Had my training had become so inflexible that it bypassed the spirit of the sport I love? Sometimes what seems comforting is actually stifling. I had compromised efficacy with expediency. I had focused on the product and overlooked the process. I'm not playing American football, where there are a finite number of plays to perfect. Soccer is, after all, a fluid, free-form sport; it is the world’s game, la joga bonita, but somehow in my zealousness, this essence had gotten lost in translation. I had lost it among stopwatches and measuring tape, buried it underneath timetables and deferred dreams, and hidden it behind the everyday grind of my assembly line training.

This is when I got it right:
Skeptically, I let him join in. We worked on crossing and finishing, skills impossible to develop alone. We talked, we laughed, we shared with each other, which is also impossible to do alone. When the pick-up game started, I felt better about playing than I had in a long time. You see… I had a choice to make. I could have given in to the old me -- rigid and easily frustrated -- or I could have followed the example of the game itself and go with the flow. I decided to embrace the latter. I started coming to the field without my planner. I let my body and mood guide my workouts. I varied my training sessions, relaxing, improvising and enjoying the feeling of sweat on my face mixed with joy in my heart.

This is the pay-off:
When the WPS league suspended operations for 2012, I, like other players in the league, was left in a state of anxious uncertainty. Once again, I found myself at a crossroad. While the old me tried to rear a rigid head in panic … Wasn’t my contract written in stone? ... The new me decided to take stock of my situation and look beyond the horizon for a new opportunity. Right now, I do not know what type of preseason I am preparing for or what system I’ll be playing; I do know that as long as there are fields and soccer balls, there is a place out there for me. And so, I will do my best to enjoy the journey, and most importantly, go with the flow…

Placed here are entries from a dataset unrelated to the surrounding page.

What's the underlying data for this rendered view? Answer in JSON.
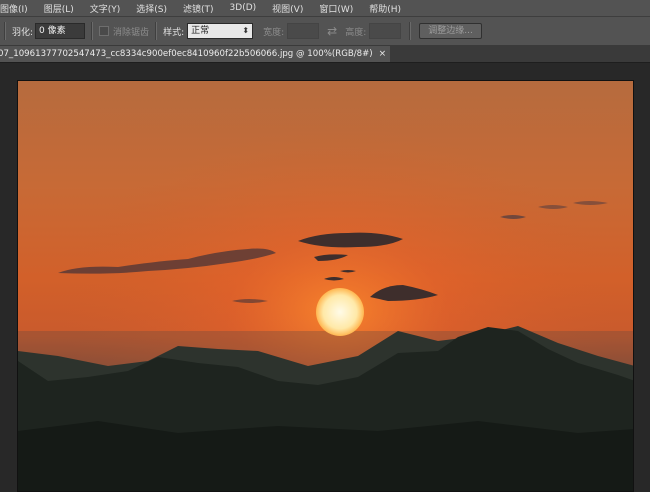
{
  "menu": [
    "图像(I)",
    "图层(L)",
    "文字(Y)",
    "选择(S)",
    "滤镜(T)",
    "3D(D)",
    "视图(V)",
    "窗口(W)",
    "帮助(H)"
  ],
  "options": {
    "feather_label": "羽化:",
    "feather_value": "0 像素",
    "antialias_label": "消除锯齿",
    "style_label": "样式:",
    "style_value": "正常",
    "width_label": "宽度:",
    "height_label": "高度:",
    "refine_edge_button": "调整边缘..."
  },
  "document": {
    "tab_title": "07_10961377702547473_cc8334c900ef0ec8410960f22b506066.jpg @ 100%(RGB/8#)",
    "close_glyph": "×"
  },
  "colors": {
    "sky_top": "#b86a3c",
    "sky_mid": "#d0622c",
    "sun": "#fff6d8",
    "mountains": "#1f2620"
  }
}
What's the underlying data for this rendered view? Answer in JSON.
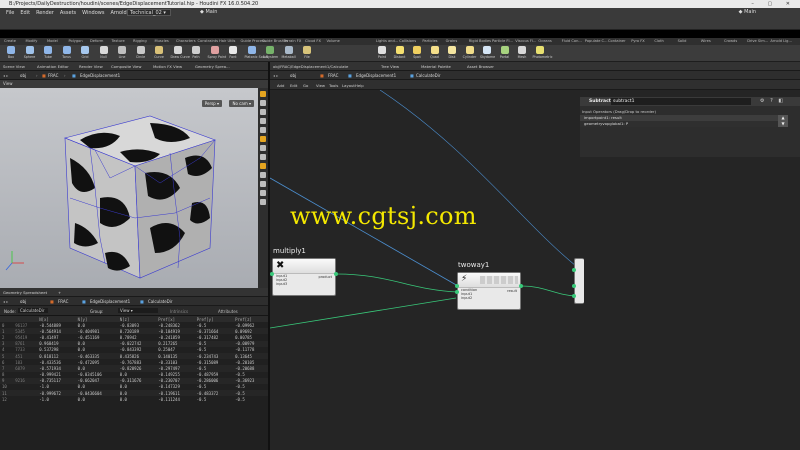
{
  "window": {
    "title": "B:/Projects/DailyDestruction/houdini/scenes/EdgeDisplacementTutorial.hip - Houdini FX 16.0.504.20",
    "controls": "–  ▢  ✕"
  },
  "menubar": {
    "items": [
      "File",
      "Edit",
      "Render",
      "Assets",
      "Windows",
      "Arnold",
      "Help"
    ],
    "desktop": "Technical_02",
    "main_label": "Main",
    "right_main": "Main"
  },
  "shelf": {
    "left_tabs": [
      "Create",
      "Modify",
      "Model",
      "Polygon",
      "Deform",
      "Texture",
      "Rigging",
      "Muscles",
      "Characters",
      "Constraints",
      "Hair Utils",
      "Guide Process",
      "Guide Brushes",
      "Terrain FX",
      "Cloud FX",
      "Volume"
    ],
    "right_tabs": [
      "Lights and...",
      "Collisions",
      "Particles",
      "Grains",
      "Rigid Bodies",
      "Particle Fl...",
      "Viscous Fl...",
      "Oceans",
      "Fluid Con...",
      "Populate C...",
      "Container",
      "Pyro FX",
      "Cloth",
      "Solid",
      "Wires",
      "Crowds",
      "Drive Sim...",
      "Arnold Lig..."
    ],
    "left_tools": [
      {
        "label": "Box",
        "color": "#8fb6e8"
      },
      {
        "label": "Sphere",
        "color": "#9fc2ea"
      },
      {
        "label": "Tube",
        "color": "#8fb6e8"
      },
      {
        "label": "Torus",
        "color": "#8fb6e8"
      },
      {
        "label": "Grid",
        "color": "#a6c8ee"
      },
      {
        "label": "Null",
        "color": "#d9d9d9"
      },
      {
        "label": "Line",
        "color": "#bfbfbf"
      },
      {
        "label": "Circle",
        "color": "#c9c9c9"
      },
      {
        "label": "Curve",
        "color": "#d9c178"
      },
      {
        "label": "Draw Curve",
        "color": "#d7d7d7"
      },
      {
        "label": "Path",
        "color": "#cfcfcf"
      },
      {
        "label": "Spray Paint",
        "color": "#e0a0a0"
      },
      {
        "label": "Font",
        "color": "#e8e8e8"
      },
      {
        "label": "Platonic Solids",
        "color": "#8fb6e8"
      },
      {
        "label": "L-System",
        "color": "#76b36a"
      },
      {
        "label": "Metaball",
        "color": "#a9b9c9"
      },
      {
        "label": "File",
        "color": "#d8c47a"
      }
    ],
    "right_tools": [
      {
        "label": "Point",
        "color": "#e0e0e0"
      },
      {
        "label": "Distant",
        "color": "#f5e070"
      },
      {
        "label": "Spot",
        "color": "#f0d060"
      },
      {
        "label": "Quad",
        "color": "#f5df8a"
      },
      {
        "label": "Disk",
        "color": "#f5e6a0"
      },
      {
        "label": "Cylinder",
        "color": "#f1dd8a"
      },
      {
        "label": "Skydome",
        "color": "#d5e5f5"
      },
      {
        "label": "Portal",
        "color": "#a7d37f"
      },
      {
        "label": "Mesh",
        "color": "#d8d8d8"
      },
      {
        "label": "Photometric",
        "color": "#e8e070"
      }
    ]
  },
  "left_pane": {
    "tabs": [
      "Scene View",
      "Animation Editor",
      "Render View",
      "Composite View",
      "Motion FX View",
      "Geometry Sprea..."
    ],
    "path": {
      "obj": "obj",
      "frac": "FRAC",
      "node": "EdgeDisplacement1"
    },
    "viewport": {
      "view_label": "View",
      "camera_menu": "Persp",
      "cam_menu": "No cam"
    }
  },
  "spreadsheet": {
    "tabs": [
      "Geometry Spreadsheet"
    ],
    "path": {
      "obj": "obj",
      "frac": "FRAC",
      "node": "EdgeDisplacement1",
      "leaf": "CalculateDir"
    },
    "toolbar": {
      "node_label": "Node:",
      "node_value": "CalculateDir",
      "group_label": "Group:",
      "view_label": "View",
      "intrinsics": "Intrinsics",
      "attributes": "Attributes"
    },
    "columns": [
      "",
      "",
      "N[x]",
      "N[y]",
      "N[z]",
      "Pref[x]",
      "Pref[y]",
      "Pref[z]"
    ],
    "rows": [
      [
        "0",
        "96137",
        "-0.544889",
        "0.0",
        "-0.83093",
        "-0.248362",
        "-0.5",
        "-0.09962"
      ],
      [
        "1",
        "5345",
        "-0.564914",
        "-0.404981",
        "0.720189",
        "-0.184919",
        "-0.371664",
        "0.09692"
      ],
      [
        "2",
        "95419",
        "-0.41497",
        "-0.451169",
        "0.78942",
        "-0.241859",
        "-0.317482",
        "0.00785"
      ],
      [
        "3",
        "8761",
        "0.968419",
        "0.0",
        "-0.022742",
        "0.217265",
        "-0.5",
        "-0.00979"
      ],
      [
        "4",
        "7733",
        "0.537298",
        "0.0",
        "-0.843392",
        "0.25047",
        "-0.5",
        "-0.11778"
      ],
      [
        "5",
        "451",
        "0.818112",
        "-0.463335",
        "0.435826",
        "0.140135",
        "-0.234743",
        "0.13645"
      ],
      [
        "6",
        "103",
        "-0.433536",
        "-0.472095",
        "-0.767883",
        "-0.33103",
        "-0.315089",
        "-0.20105"
      ],
      [
        "7",
        "6879",
        "-0.571934",
        "0.0",
        "-0.820926",
        "-0.297497",
        "-0.5",
        "-0.20688"
      ],
      [
        "8",
        "",
        "-0.999421",
        "-0.0345106",
        "0.0",
        "-0.149255",
        "-0.487959",
        "-0.5"
      ],
      [
        "9",
        "9216",
        "-0.735117",
        "-0.662047",
        "-0.311676",
        "-0.230707",
        "-0.286006",
        "-0.36923"
      ],
      [
        "10",
        "",
        "-1.0",
        "0.0",
        "0.0",
        "-0.147329",
        "-0.5",
        "-0.5"
      ],
      [
        "11",
        "",
        "-0.999672",
        "-0.0436604",
        "0.0",
        "-0.119611",
        "-0.483372",
        "-0.5"
      ],
      [
        "12",
        "",
        "-1.0",
        "0.0",
        "0.0",
        "-0.111244",
        "-0.5",
        "-0.5"
      ]
    ]
  },
  "network_pane": {
    "tabs": [
      "obj/FRAC/EdgeDisplacement1/Calculate",
      "Tree View",
      "Material Palette",
      "Asset Browser"
    ],
    "path": {
      "obj": "obj",
      "frac": "FRAC",
      "node": "EdgeDisplacement1",
      "leaf": "CalculateDir"
    },
    "menu": [
      "Add",
      "Edit",
      "Go",
      "View",
      "Tools",
      "Layout",
      "Help"
    ],
    "nodes": {
      "multiply": {
        "name": "multiply1",
        "inputs": [
          "input1",
          "input2",
          "input3"
        ],
        "output": "product"
      },
      "twoway": {
        "name": "twoway1",
        "inputs": [
          "condition",
          "input1",
          "input2"
        ],
        "output": "result"
      }
    }
  },
  "parameters": {
    "node_type": "Subtract",
    "node_name": "subtract1",
    "section": "Input Operators (Drag/Drop to reorder)",
    "rows": [
      "importpoint1: result",
      "geometryvopglobal1: P"
    ]
  },
  "watermark": "www.cgtsj.com",
  "colors": {
    "wire_green": "#39c97a",
    "wire_blue": "#4c8fd0",
    "accent_yellow": "#f4e800",
    "viewport_bg": "#b8bbc0"
  }
}
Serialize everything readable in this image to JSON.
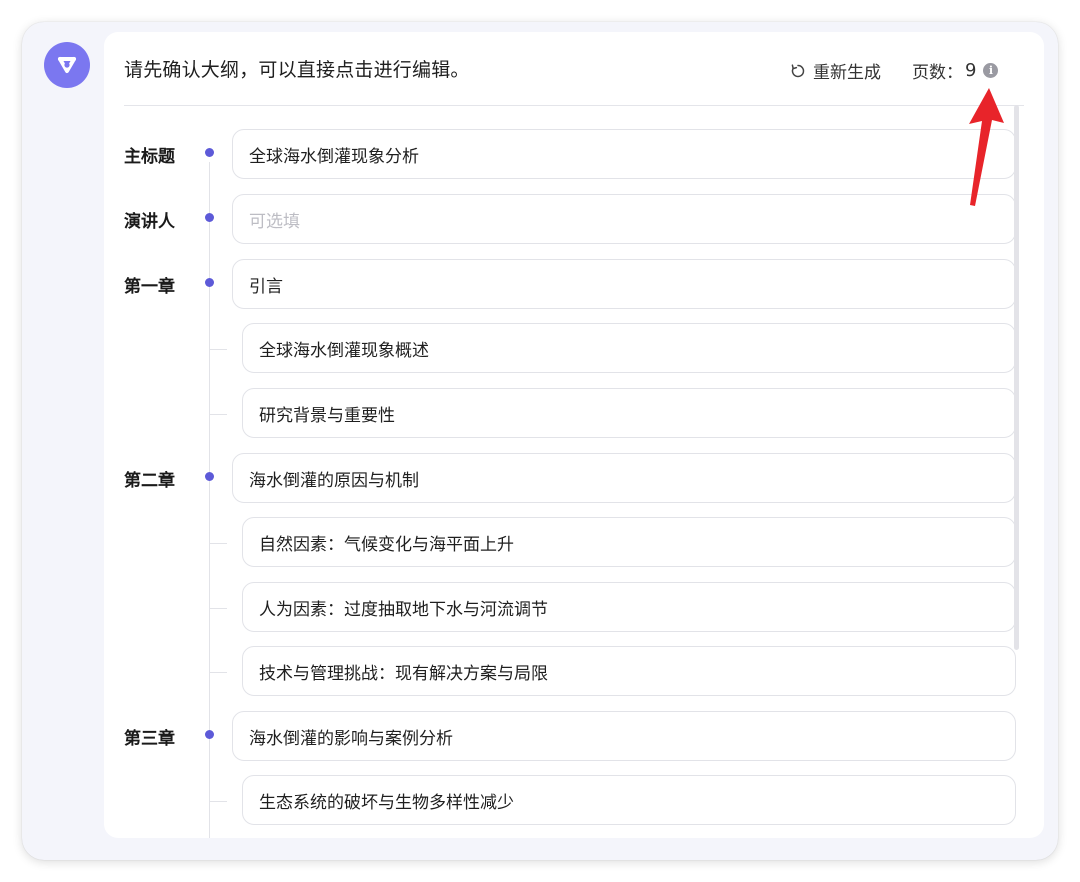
{
  "header": {
    "title": "请先确认大纲，可以直接点击进行编辑。",
    "regenerate_label": "重新生成",
    "page_count_label": "页数：",
    "page_count_value": "9"
  },
  "outline": {
    "title_label": "主标题",
    "title_value": "全球海水倒灌现象分析",
    "speaker_label": "演讲人",
    "speaker_placeholder": "可选填",
    "chapters": [
      {
        "label": "第一章",
        "title": "引言",
        "sections": [
          "全球海水倒灌现象概述",
          "研究背景与重要性"
        ]
      },
      {
        "label": "第二章",
        "title": "海水倒灌的原因与机制",
        "sections": [
          "自然因素：气候变化与海平面上升",
          "人为因素：过度抽取地下水与河流调节",
          "技术与管理挑战：现有解决方案与局限"
        ]
      },
      {
        "label": "第三章",
        "title": "海水倒灌的影响与案例分析",
        "sections": [
          "生态系统的破坏与生物多样性减少"
        ]
      }
    ]
  },
  "colors": {
    "accent": "#5d5ad8",
    "avatar_bg": "#7b77f0",
    "annotation_arrow": "#e8242a"
  },
  "icons": {
    "avatar": "assistant-logo-icon",
    "regenerate": "refresh-icon",
    "info": "info-icon",
    "annotation": "red-arrow-icon"
  }
}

[Off The Post!] I play pick-up games at the public park in Manhattan Beach three times a week. The regulars look like the cast of misfits in a Telenovela. Some are fit, some are not; some are technical magicians, some are not; some are young, some are … not. But they all love fútbol, they are very competitive, and they are eager to teach… I’ve learned a lot of Spanish curse-words! One of my favorite guys, Spider, is not the most technical player on the field. He laughs at himself as he trips over the ball, and teases his teammates when they miss an open net. Every time I go out to play, he, somehow, scores the game-winner. After he does, he throws his hands up in jubilation and declares “YO … SOY … EL … MEJOR … DEL … MUNDO!!” (I AM THE BEST IN THE WORLD!)

An infectious grin spreads across his face like a child who spots his favorite character at Disneyland, and everyone on the field cannot help but shake their head and laugh along with him. I think his words capture the feeling every player in the world covets: the feeling of being unstoppable. It is a fleeting emotion, usually lasting only until the whistle blows, but the boost it gives our spirit sustains us long after.